Love you chimes the young woman

who sports a sleek red scarf, steps

into the elevator, snaps her cell phone

shut, flips her shiny hair back,

pops the metallic green cover open again.

Meanwhile, the scent of magnolia and I huddle

near the aged white buttons blinking

yellow one by one, my eyes down

like a guest trying not to eavesdrop.

I’m forced to hear, though, the loud chat

followed by another voice, urging me

to “snatch the damned scarf and squeeze

youth around its raw, entitled neck.” I would

empathize were Love feeling peeved at its name

appropriated into pulp and slung around

in fear like needy children calling “mommy”

all day long. But another voice protests,

“Actually, Love would say, ‘Look, it’s like this:

Love you wants to wash the dirty dishes

and put them up, wear clean undies

before going out, brush one’s teeth, floss,

put the right music on in case either one

or the other falls, like from a tall building

in the middle of business, followed by flames.’”

I’m pondering whose melody could last me

through the ages when the scent of magnolia

and I are interrupted by love you, too again,

and the cell phone mouthpiece clamping shut.

“Sweetheart,” I’d like to say, “we’ve both lost

out. Isn’t it maddening how we might have been

friends for one ephemeral flash? Caught each other

off guard, enhanced one another’s dance?”

On the other hand, for the life of me I can’t stay

annoyed with the up and coming young being

in the universe in the form of a woman

waving her arms to some other body loving

her, more or less, across the telephonic sea,

which is safer than the unfamiliar three feet

between us and our bodies pulsing so much light

and energy we can barely take it.  I feel

a quickened silence in the slowing-down ascent,

the subtle rattle as we reach the edge where each one

of us waits to get on or off, mumbling to ourselves

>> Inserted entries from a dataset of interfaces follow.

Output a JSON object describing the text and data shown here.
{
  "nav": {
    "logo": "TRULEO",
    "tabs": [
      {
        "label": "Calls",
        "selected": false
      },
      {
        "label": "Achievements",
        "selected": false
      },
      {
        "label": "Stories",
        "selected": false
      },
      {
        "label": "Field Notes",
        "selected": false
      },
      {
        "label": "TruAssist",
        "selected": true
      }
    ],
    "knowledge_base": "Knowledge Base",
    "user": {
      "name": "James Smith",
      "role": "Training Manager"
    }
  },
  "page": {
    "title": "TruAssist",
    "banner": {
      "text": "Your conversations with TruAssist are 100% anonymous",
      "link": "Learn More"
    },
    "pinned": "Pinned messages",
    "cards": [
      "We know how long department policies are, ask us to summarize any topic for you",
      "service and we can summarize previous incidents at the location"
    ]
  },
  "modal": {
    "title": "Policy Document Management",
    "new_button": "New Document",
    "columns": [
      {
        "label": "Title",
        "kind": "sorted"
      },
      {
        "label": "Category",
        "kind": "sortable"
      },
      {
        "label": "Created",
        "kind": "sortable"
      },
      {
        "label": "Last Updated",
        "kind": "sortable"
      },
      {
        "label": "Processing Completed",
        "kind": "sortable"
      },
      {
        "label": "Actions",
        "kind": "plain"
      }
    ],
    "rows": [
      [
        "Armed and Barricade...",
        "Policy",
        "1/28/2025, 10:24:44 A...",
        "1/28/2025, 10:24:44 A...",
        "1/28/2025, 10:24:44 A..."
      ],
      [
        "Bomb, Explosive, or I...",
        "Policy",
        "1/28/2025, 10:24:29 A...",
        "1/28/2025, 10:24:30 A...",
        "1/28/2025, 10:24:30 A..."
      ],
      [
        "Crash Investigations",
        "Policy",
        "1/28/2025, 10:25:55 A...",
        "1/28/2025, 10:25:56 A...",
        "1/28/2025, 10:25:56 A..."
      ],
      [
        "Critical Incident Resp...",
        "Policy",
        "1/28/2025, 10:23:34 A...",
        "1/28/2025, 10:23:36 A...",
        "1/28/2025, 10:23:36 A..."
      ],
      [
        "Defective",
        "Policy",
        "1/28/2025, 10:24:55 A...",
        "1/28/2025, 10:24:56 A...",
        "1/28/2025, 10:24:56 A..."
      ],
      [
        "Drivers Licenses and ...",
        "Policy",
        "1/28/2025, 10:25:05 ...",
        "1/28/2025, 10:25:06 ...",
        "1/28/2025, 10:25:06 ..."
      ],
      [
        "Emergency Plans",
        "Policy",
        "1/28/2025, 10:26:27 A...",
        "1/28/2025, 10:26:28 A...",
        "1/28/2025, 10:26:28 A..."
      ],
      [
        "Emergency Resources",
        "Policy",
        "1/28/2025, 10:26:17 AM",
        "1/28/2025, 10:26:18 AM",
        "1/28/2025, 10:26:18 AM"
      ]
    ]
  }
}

beneath our breath and body dust and scent

in the air exchanging stories, mingling

as we pass each other nameless, sometimes touching.